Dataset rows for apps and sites
......

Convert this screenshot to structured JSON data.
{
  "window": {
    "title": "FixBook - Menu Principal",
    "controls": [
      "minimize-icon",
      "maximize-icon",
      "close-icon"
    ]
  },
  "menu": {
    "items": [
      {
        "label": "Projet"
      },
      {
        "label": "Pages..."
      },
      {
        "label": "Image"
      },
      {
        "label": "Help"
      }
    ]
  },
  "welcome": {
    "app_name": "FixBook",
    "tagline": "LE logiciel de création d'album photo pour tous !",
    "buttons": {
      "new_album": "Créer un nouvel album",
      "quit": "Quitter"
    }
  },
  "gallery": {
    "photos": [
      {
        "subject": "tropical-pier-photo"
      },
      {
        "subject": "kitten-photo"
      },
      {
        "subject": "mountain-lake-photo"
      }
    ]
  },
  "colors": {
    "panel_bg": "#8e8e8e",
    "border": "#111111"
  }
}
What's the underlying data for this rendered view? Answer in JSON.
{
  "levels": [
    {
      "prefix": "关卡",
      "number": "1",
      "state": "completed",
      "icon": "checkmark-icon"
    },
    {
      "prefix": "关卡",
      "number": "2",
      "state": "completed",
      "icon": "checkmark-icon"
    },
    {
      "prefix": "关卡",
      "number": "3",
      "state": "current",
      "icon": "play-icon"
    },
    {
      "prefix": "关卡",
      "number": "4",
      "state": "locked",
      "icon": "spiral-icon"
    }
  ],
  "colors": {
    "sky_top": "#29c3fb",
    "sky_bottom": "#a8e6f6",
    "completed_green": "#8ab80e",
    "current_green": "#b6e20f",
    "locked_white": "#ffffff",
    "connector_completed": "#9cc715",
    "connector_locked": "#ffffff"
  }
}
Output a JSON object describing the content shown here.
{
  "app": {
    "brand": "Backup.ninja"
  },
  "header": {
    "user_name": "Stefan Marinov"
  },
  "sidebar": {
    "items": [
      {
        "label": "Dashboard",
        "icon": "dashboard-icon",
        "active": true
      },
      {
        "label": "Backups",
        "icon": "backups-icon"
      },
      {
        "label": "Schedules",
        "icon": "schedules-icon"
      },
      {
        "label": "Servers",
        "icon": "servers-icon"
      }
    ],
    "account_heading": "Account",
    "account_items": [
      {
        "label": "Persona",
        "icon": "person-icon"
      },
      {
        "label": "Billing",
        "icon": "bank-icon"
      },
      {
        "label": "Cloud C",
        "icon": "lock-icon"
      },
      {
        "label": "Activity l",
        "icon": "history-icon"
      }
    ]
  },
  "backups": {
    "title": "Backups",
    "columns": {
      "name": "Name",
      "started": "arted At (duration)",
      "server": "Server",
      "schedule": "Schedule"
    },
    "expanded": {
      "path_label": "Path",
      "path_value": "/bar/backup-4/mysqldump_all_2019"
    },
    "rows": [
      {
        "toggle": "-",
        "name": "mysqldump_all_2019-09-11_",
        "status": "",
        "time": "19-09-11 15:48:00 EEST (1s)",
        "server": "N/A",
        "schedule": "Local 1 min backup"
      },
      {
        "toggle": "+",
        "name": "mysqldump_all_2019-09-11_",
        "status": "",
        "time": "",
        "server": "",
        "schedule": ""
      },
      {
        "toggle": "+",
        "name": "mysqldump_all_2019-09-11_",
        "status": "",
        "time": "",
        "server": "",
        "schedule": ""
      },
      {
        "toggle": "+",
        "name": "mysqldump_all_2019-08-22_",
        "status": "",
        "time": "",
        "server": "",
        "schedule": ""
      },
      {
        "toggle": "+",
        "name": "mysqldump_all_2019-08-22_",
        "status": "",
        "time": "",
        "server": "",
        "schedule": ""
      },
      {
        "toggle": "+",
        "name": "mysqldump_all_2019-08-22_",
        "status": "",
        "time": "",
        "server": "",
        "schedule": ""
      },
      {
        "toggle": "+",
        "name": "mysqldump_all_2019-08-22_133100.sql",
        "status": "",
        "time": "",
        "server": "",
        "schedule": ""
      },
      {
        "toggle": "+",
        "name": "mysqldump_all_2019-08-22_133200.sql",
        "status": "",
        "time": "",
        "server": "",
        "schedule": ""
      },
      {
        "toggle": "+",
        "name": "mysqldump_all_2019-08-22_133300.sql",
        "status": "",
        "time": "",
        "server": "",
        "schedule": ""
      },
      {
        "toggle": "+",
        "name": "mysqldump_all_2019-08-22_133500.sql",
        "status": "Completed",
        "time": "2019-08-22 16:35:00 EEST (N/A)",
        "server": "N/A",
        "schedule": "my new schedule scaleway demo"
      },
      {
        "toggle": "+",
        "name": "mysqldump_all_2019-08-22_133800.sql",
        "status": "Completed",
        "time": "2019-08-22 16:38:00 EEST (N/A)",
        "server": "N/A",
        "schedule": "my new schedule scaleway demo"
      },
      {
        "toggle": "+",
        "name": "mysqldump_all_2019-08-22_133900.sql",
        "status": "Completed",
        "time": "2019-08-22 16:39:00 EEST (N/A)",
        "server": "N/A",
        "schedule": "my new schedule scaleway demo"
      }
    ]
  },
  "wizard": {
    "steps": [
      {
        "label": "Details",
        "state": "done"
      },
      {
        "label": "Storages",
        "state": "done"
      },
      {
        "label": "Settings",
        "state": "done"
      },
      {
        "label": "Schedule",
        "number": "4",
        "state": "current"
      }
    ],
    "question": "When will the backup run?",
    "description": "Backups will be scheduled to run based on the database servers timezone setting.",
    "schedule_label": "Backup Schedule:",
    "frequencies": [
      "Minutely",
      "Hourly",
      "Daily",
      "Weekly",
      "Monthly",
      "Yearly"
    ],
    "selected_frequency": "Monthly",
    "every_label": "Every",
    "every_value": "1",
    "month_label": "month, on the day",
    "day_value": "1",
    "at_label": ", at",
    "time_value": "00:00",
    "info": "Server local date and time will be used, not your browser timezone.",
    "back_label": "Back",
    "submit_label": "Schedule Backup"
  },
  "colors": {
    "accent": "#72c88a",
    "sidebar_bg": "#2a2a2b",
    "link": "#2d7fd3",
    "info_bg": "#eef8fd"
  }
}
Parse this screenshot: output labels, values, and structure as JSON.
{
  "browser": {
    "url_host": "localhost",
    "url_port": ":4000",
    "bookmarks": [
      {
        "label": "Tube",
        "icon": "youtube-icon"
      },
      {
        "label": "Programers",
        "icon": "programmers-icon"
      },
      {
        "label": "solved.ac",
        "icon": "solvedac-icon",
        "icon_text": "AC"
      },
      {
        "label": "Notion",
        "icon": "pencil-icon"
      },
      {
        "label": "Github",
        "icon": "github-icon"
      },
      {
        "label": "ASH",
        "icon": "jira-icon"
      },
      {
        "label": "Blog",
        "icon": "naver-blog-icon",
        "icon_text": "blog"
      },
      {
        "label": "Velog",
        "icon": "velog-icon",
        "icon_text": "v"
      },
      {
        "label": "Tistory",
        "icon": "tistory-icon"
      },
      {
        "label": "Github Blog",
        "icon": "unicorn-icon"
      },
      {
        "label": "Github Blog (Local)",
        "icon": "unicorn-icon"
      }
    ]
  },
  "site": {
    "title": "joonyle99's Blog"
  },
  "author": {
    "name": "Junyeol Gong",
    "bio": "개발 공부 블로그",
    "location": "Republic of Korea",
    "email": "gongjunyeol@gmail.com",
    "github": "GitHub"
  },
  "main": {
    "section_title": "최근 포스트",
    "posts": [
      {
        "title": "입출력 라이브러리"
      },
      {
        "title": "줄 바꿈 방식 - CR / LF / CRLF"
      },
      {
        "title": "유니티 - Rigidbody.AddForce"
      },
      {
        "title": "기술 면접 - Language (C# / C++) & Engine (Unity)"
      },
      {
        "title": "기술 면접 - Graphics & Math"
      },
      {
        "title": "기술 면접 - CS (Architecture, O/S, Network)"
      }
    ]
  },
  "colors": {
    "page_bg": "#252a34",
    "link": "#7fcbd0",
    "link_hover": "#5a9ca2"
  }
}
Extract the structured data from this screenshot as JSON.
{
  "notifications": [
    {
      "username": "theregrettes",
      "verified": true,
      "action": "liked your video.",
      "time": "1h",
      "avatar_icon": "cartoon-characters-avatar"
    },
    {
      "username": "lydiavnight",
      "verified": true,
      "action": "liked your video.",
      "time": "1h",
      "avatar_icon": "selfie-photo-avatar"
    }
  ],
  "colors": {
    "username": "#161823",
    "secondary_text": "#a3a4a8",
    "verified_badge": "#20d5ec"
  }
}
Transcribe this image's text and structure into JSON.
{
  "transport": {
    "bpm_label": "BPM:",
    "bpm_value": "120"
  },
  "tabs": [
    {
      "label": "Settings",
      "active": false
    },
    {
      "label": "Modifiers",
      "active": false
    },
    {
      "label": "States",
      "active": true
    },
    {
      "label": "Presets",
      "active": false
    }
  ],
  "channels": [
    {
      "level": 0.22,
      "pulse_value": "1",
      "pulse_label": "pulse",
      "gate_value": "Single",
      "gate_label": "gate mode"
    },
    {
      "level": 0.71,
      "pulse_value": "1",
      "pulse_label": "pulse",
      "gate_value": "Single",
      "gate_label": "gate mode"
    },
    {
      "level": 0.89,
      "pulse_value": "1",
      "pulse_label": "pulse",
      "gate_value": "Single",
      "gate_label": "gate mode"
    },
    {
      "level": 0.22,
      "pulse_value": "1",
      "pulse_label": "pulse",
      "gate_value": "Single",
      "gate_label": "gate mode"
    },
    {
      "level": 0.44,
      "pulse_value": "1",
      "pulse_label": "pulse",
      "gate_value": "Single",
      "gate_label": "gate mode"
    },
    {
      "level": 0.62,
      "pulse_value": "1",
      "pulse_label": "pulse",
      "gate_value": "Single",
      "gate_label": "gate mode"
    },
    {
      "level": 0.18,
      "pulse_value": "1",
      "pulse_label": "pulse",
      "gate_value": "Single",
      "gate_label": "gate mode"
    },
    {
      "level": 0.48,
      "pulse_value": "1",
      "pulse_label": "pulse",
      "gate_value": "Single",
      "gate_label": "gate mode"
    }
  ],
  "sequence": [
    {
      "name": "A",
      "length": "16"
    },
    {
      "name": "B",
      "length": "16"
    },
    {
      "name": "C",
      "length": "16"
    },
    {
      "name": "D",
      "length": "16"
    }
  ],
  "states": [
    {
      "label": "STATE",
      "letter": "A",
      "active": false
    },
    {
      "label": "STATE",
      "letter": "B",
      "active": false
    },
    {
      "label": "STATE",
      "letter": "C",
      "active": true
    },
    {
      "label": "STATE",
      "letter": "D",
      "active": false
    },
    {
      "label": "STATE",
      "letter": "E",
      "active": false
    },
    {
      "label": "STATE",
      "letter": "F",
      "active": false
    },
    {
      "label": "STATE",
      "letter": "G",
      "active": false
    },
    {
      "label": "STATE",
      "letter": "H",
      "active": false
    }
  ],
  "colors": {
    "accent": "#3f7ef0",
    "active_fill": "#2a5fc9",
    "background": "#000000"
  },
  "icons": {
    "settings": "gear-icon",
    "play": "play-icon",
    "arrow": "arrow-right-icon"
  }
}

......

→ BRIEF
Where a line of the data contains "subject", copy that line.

→ EXERCISE SOLUTION
        "subject": "tropical-pier-photo"
        "subject": "kitten-photo"
        "subject": "mountain-lake-photo"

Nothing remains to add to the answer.